This book does not serve as a history book, but as a book on how to use history. The premise of the book is that certain tools can be inserted into analytical processes to increase (even in small increments) the effectiveness or success of a decision. The authors propose several mini techniques to facilitate their purpose. These methods are the fruit of several years worth of classes taught by the authors at Harvard. The authors use their insight into events surrounding presidential decisions and crises and look at the use of history in their decisions. Firsthand accounts, biographies and official documents provide further views into the decision processes the authors consulted. Then the authors show where the decision makers could have used history more effectively to come to better conclusions. The Bay of Pigs, The Americanization of the Vietnam War, the Cambodian capture of SS Mayaguez, SALT II treaty, the Cuban Missile Crisis, and even the reparation of Social Security by Reagan. In these, little political bias shines through.
The authors differentiate between effective use and common use of history. They propose that the majority that uses history in decision making use it incorrectly. Problems arise in inappropriate analogies and a tendency to move too quickly to act. These must be overcome and replaced with the simple-to-use and easy to remember techniques.
The authors being Harvard professors may turn some off to this text; however, the verbiage is not pretentious or overly scholarly. The concepts of the book are proposed in a straight-forward manner and repeated with a patience that seemed to underscore the importance with which the authors see this topic.
Why subtract 1/2 star? At times, it seemed the authors belabored points. They repeated themselves often and their techniques become slightly convoluted in the last quarter of the book. Also, the authors placed the conclusion (summary) a chapter too early. After the conclusion, the authors wrote about the importance of thinking of time as a stream or continuum. This is a concept that is important but seems out of place with the rest of the text.
The concept that those who do not study history are doomed to repeat it. That includes looking at the methods used in reaching decisions, and this book serves well as a means of gathering insight into decision making history. This book is highly recommended to those in leadership positions.

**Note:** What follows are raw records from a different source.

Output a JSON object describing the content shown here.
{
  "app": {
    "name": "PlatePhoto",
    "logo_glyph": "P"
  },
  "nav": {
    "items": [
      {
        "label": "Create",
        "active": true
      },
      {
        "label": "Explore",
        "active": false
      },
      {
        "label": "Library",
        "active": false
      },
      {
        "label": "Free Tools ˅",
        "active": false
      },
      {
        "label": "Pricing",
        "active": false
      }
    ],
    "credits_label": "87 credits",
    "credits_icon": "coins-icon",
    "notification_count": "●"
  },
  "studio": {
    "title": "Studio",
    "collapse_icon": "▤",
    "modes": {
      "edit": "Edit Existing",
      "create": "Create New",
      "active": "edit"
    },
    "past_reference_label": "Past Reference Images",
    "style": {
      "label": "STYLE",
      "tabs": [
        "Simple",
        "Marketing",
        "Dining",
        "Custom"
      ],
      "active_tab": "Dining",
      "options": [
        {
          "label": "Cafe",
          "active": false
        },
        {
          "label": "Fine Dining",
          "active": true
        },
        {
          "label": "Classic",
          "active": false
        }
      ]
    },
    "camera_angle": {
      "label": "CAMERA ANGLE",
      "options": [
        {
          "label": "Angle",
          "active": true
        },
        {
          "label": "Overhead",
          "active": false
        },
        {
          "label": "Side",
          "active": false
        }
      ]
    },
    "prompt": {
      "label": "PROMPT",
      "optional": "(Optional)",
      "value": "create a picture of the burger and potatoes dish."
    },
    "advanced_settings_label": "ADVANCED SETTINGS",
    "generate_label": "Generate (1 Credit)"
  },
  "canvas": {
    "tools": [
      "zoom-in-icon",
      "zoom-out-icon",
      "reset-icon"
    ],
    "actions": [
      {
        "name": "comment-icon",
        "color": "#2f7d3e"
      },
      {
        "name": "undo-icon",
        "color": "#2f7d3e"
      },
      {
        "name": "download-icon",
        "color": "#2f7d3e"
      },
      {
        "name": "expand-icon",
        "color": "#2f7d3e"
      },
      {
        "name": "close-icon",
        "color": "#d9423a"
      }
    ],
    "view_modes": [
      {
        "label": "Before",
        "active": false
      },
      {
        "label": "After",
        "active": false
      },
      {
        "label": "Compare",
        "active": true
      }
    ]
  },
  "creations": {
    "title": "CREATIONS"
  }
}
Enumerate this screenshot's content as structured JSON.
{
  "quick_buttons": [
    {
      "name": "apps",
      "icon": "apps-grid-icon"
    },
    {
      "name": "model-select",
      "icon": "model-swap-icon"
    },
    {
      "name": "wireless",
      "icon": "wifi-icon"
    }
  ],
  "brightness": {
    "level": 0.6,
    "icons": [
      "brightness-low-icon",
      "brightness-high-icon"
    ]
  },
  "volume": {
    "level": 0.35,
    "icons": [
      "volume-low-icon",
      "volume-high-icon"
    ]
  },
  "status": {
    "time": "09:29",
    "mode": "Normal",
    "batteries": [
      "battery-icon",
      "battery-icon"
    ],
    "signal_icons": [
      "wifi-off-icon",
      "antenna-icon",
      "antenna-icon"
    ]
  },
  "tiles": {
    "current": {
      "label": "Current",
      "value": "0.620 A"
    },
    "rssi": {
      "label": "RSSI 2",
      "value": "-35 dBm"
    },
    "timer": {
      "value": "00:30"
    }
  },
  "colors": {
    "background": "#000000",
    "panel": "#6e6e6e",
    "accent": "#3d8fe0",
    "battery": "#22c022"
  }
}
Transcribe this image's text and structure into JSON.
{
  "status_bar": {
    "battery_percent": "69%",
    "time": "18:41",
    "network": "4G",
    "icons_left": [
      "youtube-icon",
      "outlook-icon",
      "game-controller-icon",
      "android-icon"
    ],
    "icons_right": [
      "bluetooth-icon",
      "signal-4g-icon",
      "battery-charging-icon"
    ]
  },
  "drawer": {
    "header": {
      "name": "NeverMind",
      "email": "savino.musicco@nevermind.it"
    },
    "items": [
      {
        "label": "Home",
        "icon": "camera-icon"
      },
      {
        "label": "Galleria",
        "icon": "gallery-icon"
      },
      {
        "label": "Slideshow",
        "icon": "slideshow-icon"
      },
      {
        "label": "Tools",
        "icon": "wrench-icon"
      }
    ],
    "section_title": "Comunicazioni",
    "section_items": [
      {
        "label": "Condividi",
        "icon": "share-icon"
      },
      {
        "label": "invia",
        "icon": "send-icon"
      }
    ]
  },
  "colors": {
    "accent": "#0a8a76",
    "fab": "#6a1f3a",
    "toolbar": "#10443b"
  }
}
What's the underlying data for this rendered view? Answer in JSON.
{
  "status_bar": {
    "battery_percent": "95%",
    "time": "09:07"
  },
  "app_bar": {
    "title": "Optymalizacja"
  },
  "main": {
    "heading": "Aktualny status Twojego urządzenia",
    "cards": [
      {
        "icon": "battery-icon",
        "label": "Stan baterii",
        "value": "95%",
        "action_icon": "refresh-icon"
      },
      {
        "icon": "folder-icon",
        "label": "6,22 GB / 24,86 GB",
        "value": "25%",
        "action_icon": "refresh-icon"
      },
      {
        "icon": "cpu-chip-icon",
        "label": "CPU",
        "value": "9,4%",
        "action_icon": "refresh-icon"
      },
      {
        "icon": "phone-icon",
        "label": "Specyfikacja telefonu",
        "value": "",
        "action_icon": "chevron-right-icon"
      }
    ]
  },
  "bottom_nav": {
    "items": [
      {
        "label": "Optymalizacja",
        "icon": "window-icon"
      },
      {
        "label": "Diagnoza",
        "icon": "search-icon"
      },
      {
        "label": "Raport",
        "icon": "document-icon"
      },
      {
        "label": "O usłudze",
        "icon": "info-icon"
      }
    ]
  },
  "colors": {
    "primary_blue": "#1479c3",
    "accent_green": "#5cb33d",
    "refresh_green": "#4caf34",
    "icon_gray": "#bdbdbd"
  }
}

Neustadt and May taught a classic course at the Harvard University Kennedy School of Government and this is the text that resulted.
I find it extremely useful in my own work. Worth reading for anyone who helps a senior leader make decisions and take action.